best hiking pants

Hiking pants give you great protection against thorns, nettles and brushes against rock (Image credit: Getty)


If you're planning on incorporating rock climbing and technical scrambling in your hiking adventures, it’s always good to have a bit of dynamic stretch in your pants. Even things like a bit of clambering over the odd stile or wall, can lead to tears (definitely a double meaning here) and leave you exposed in a way you probably won’t like. Look for a percentage of elastane or spandex in the material make-up of your trousers, and any mention of four-way stretch is a good sign.


Generally speaking, the thicker the material used in your hiking trousers, the more protection they will offer you from everything from the sun (check the Ultraviolet Protection Factor – UPF – rating) and sharp sticks and stones, through to biting insects and stinging or prickly plants. There is a weight penalty to pay for this protection of course. Some lightweight hiking pants are impregnated with insect repelling agents. Many of the best walking pants feature reinforced panels that will both protect you, and improve the lifespan of the trousers.

Wild weather

Many of the best hiking pants have been treated with a DWR (durable water repellent) coating, which means they won’t absorb water during light rain showers. Some will also be windproof, which will greatly improve their capability to keep you warm.

Waterproof overtrousers are designed to go over your hiking pants and can be a good option if you know you're heading into territory that's liable to be wet.

A man hiking through a trail

Hiking pants should flex enough to give you good freedom of movement (Image credit: Getty)


Like with the best day packs and hydration packs, these days the functionality of multiple pockets is something manufacturers go for when designing hiking pants.

Of course you shouldn’t be wandering around on rocky or precipitous trails with your hands shoved in your pockets, but having storage in your pants is important in all kinds of scenarios. If you still like to carry a paper topographical map, then many of the best walking pants come with cargo pouch big enough to stash said map (plus compass) so you can keep it to hand at all times. 

Alternatively, you might want to put a small water bottle in that space, or a GPS device, or your phone. Having at least one pocket with a zip is always a benefit, so you can securely store things you really don’t want to lose, like your car keys and credit card.
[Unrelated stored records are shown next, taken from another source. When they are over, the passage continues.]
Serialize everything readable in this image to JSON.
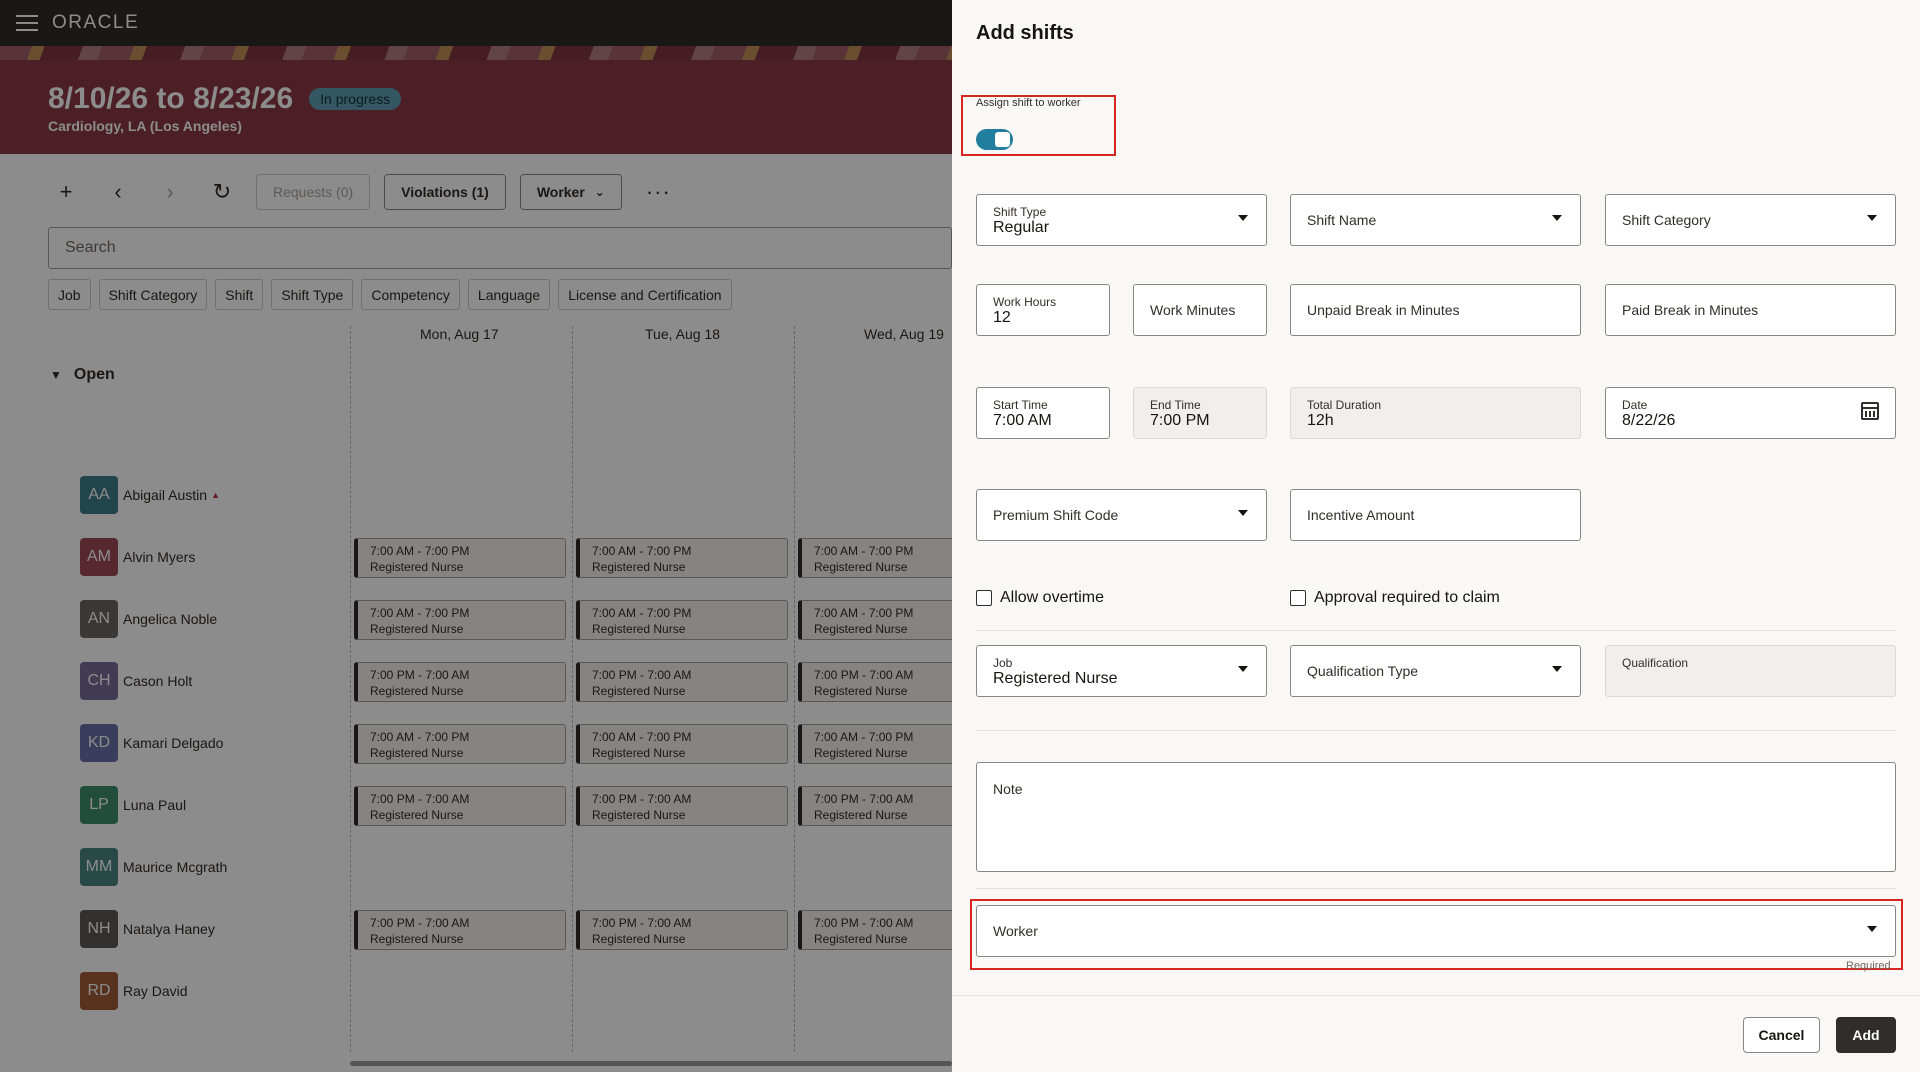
{
  "topbar": {
    "logo": "ORACLE"
  },
  "banner": {
    "title": "8/10/26 to 8/23/26",
    "status": "In progress",
    "subtitle": "Cardiology, LA (Los Angeles)"
  },
  "toolbar": {
    "requests": "Requests (0)",
    "violations": "Violations (1)",
    "worker": "Worker",
    "more": "···"
  },
  "search": {
    "placeholder": "Search"
  },
  "chips": [
    "Job",
    "Shift Category",
    "Shift",
    "Shift Type",
    "Competency",
    "Language",
    "License and Certification"
  ],
  "days": [
    "Mon, Aug 17",
    "Tue, Aug 18",
    "Wed, Aug 19"
  ],
  "group": {
    "label": "Open"
  },
  "workers": [
    {
      "initials": "AA",
      "name": "Abigail Austin",
      "color": "#3f7d8c",
      "shifts": []
    },
    {
      "initials": "AM",
      "name": "Alvin Myers",
      "color": "#a14a5a",
      "shifts": [
        "7:00 AM - 7:00 PM",
        "7:00 AM - 7:00 PM",
        "7:00 AM - 7:00 PM"
      ]
    },
    {
      "initials": "AN",
      "name": "Angelica Noble",
      "color": "#6b6560",
      "shifts": [
        "7:00 AM - 7:00 PM",
        "7:00 AM - 7:00 PM",
        "7:00 AM - 7:00 PM"
      ]
    },
    {
      "initials": "CH",
      "name": "Cason Holt",
      "color": "#7a6b9a",
      "shifts": [
        "7:00 PM - 7:00 AM",
        "7:00 PM - 7:00 AM",
        "7:00 PM - 7:00 AM"
      ]
    },
    {
      "initials": "KD",
      "name": "Kamari Delgado",
      "color": "#6b6fa8",
      "shifts": [
        "7:00 AM - 7:00 PM",
        "7:00 AM - 7:00 PM",
        "7:00 AM - 7:00 PM"
      ]
    },
    {
      "initials": "LP",
      "name": "Luna Paul",
      "color": "#3f8c6a",
      "shifts": [
        "7:00 PM - 7:00 AM",
        "7:00 PM - 7:00 AM",
        "7:00 PM - 7:00 AM"
      ]
    },
    {
      "initials": "MM",
      "name": "Maurice Mcgrath",
      "color": "#4a8580",
      "shifts": []
    },
    {
      "initials": "NH",
      "name": "Natalya Haney",
      "color": "#5d5a57",
      "shifts": [
        "7:00 PM - 7:00 AM",
        "7:00 PM - 7:00 AM",
        "7:00 PM - 7:00 AM"
      ]
    },
    {
      "initials": "RD",
      "name": "Ray David",
      "color": "#a05a3a",
      "shifts": []
    }
  ],
  "shift_role": "Registered Nurse",
  "drawer": {
    "title": "Add shifts",
    "assign_label": "Assign shift to worker",
    "shift_type": {
      "label": "Shift Type",
      "value": "Regular"
    },
    "shift_name": "Shift Name",
    "shift_category": "Shift Category",
    "work_hours": {
      "label": "Work Hours",
      "value": "12"
    },
    "work_minutes": "Work Minutes",
    "unpaid_break": "Unpaid Break in Minutes",
    "paid_break": "Paid Break in Minutes",
    "start_time": {
      "label": "Start Time",
      "value": "7:00 AM"
    },
    "end_time": {
      "label": "End Time",
      "value": "7:00 PM"
    },
    "total_duration": {
      "label": "Total Duration",
      "value": "12h"
    },
    "date": {
      "label": "Date",
      "value": "8/22/26"
    },
    "premium_code": "Premium Shift Code",
    "incentive": "Incentive Amount",
    "allow_overtime": "Allow overtime",
    "approval_required": "Approval required to claim",
    "job": {
      "label": "Job",
      "value": "Registered Nurse"
    },
    "qualification_type": "Qualification Type",
    "qualification": "Qualification",
    "note": "Note",
    "worker": "Worker",
    "required": "Required",
    "cancel": "Cancel",
    "add": "Add"
  }
}
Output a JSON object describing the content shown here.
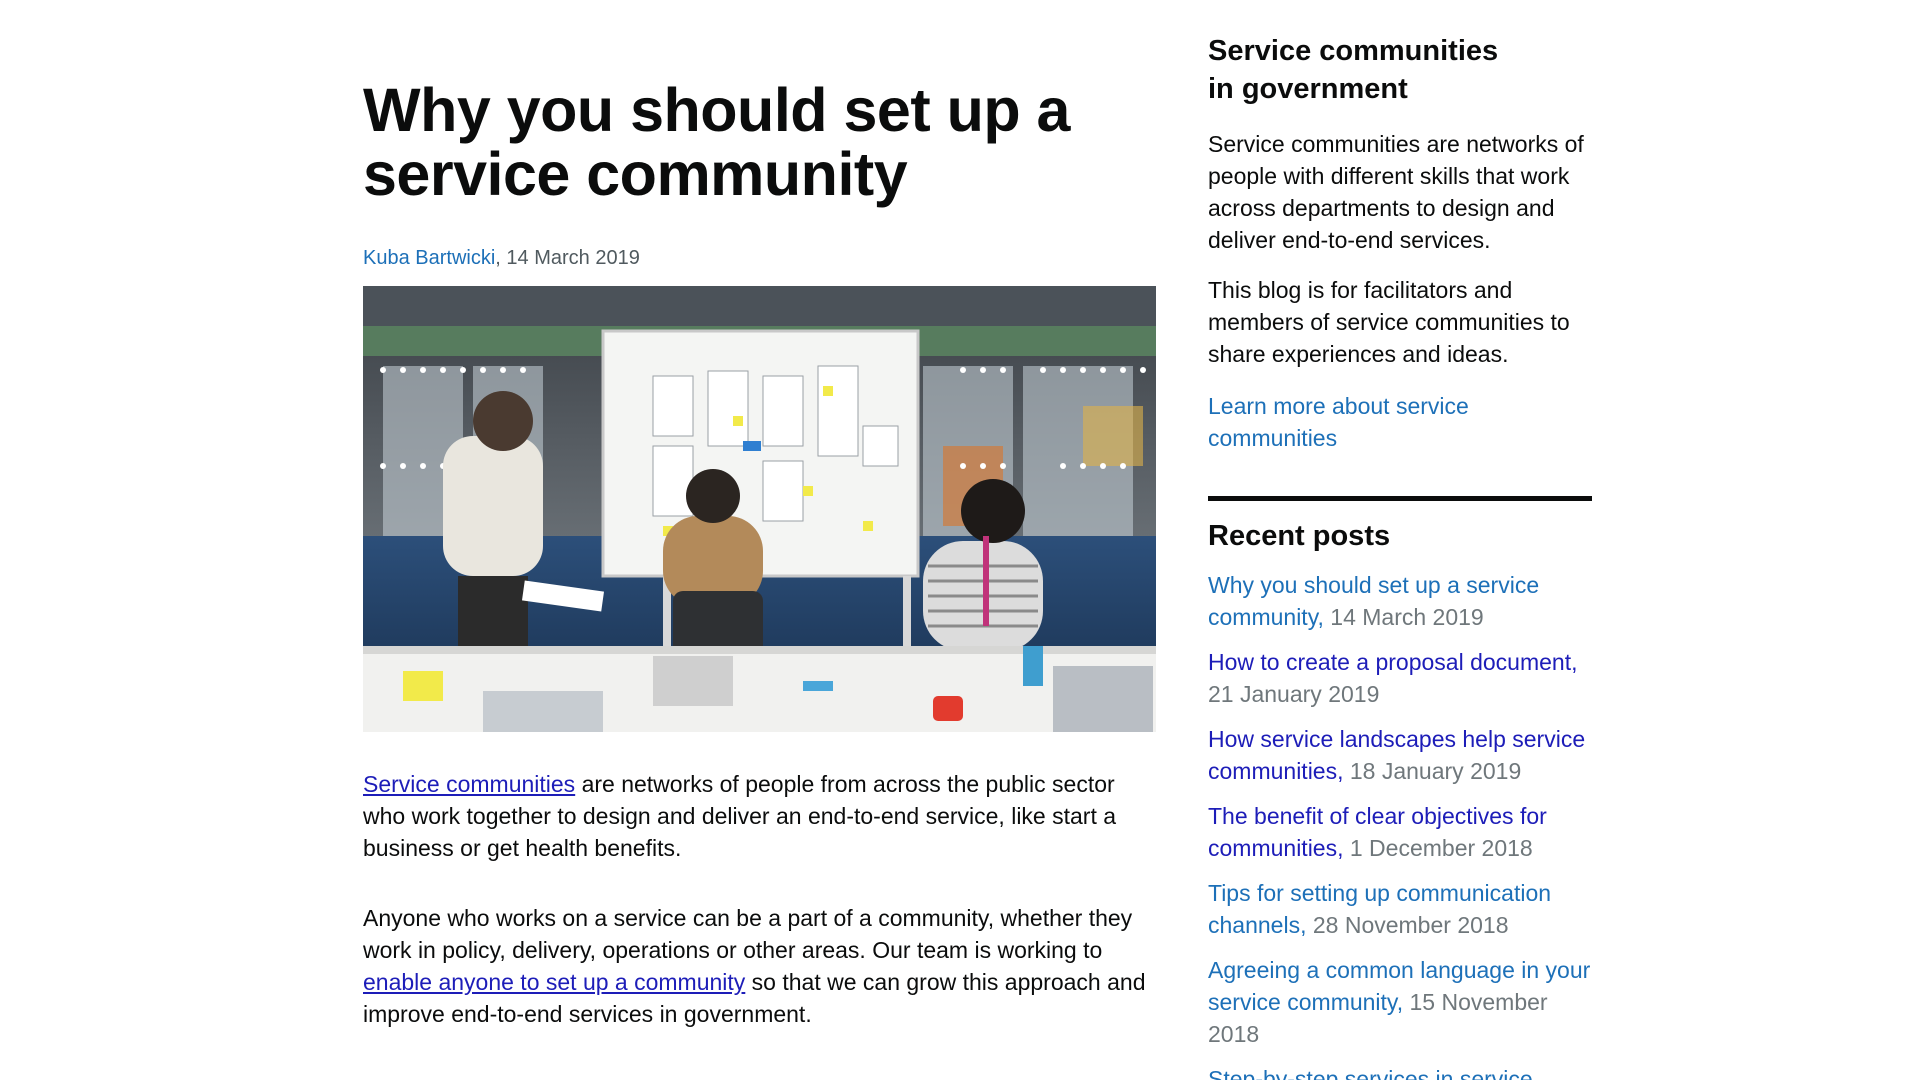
{
  "article": {
    "title": "Why you should set up a service community",
    "author": "Kuba Bartwicki",
    "date_sep": ", ",
    "date": "14 March 2019",
    "hero_image": "photo-of-team-working-at-whiteboard",
    "para1": {
      "link": "Service communities",
      "text": " are networks of people from across the public sector who work together to design and deliver an end-to-end service, like start a business or get health benefits."
    },
    "para2": {
      "text_before": "Anyone who works on a service can be a part of a community, whether they work in policy, delivery, operations or other areas. Our team is working to ",
      "link": "enable anyone to set up a community",
      "text_after": " so that we can grow this approach and improve end-to-end services in government."
    }
  },
  "sidebar": {
    "title": "Service communities in government",
    "text1": "Service communities are networks of people with different skills that work across departments to design and deliver end-to-end services.",
    "text2": "This blog is for facilitators and members of service communities to share experiences and ideas.",
    "learn_more": "Learn more about service communities",
    "recent_title": "Recent posts",
    "recent_posts": [
      {
        "title": "Why you should set up a service community,",
        "date": " 14 March 2019"
      },
      {
        "title": "How to create a proposal document,",
        "date": " 21 January 2019"
      },
      {
        "title": "How service landscapes help service communities,",
        "date": " 18 January 2019"
      },
      {
        "title": "The benefit of clear objectives for communities,",
        "date": " 1 December 2018"
      },
      {
        "title": "Tips for setting up communication channels,",
        "date": " 28 November 2018"
      },
      {
        "title": "Agreeing a common language in your service community,",
        "date": " 15 November 2018"
      },
      {
        "title": "Step-by-step services in service",
        "date": ""
      }
    ]
  },
  "colors": {
    "text": "#0b0c0c",
    "link": "#1d70b8",
    "visited_link": "#1d1db8",
    "secondary_text": "#505a5f"
  }
}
Rain pants for hiking often don’t have pockets, but will feature gaps so you can reach the pockets in the pants you’re wearing underneath.

Other features

Pants may seem like very simple pieces of apparel, but the best hiking pants will actually offer a massive array of little features that can improve your experience on the trails and in the hills. Some have hooks for attaching to your boots to keep the leg material in place; others have gear loops for attaching things like compasses or an integrated wipe in a pocket for cleaning sunglasses and camera lenses. Some walking pants come with an integrated belt, but often these are pretty basic.

Pat Kinsella

Writer, editor and enthusiast of anything involving boots, bikes, boats, beers and bruises, Pat has spent 20 years pursuing adventure stories. En route he’s canoed Canada’s Yukon River, climbed Mont Blanc and Kilimanjaro, skied and mountain biked through the Norwegian Alps, run an ultra across the roof of Mauritius, and set short-lived records for trail-running Australia’s highest peaks and New Zealand’s Great Walks. He’s authored walking guides to Devon and Dorset, and once wrote a whole book about Toilets for Lonely Planet. Follow Pat’s escapades here.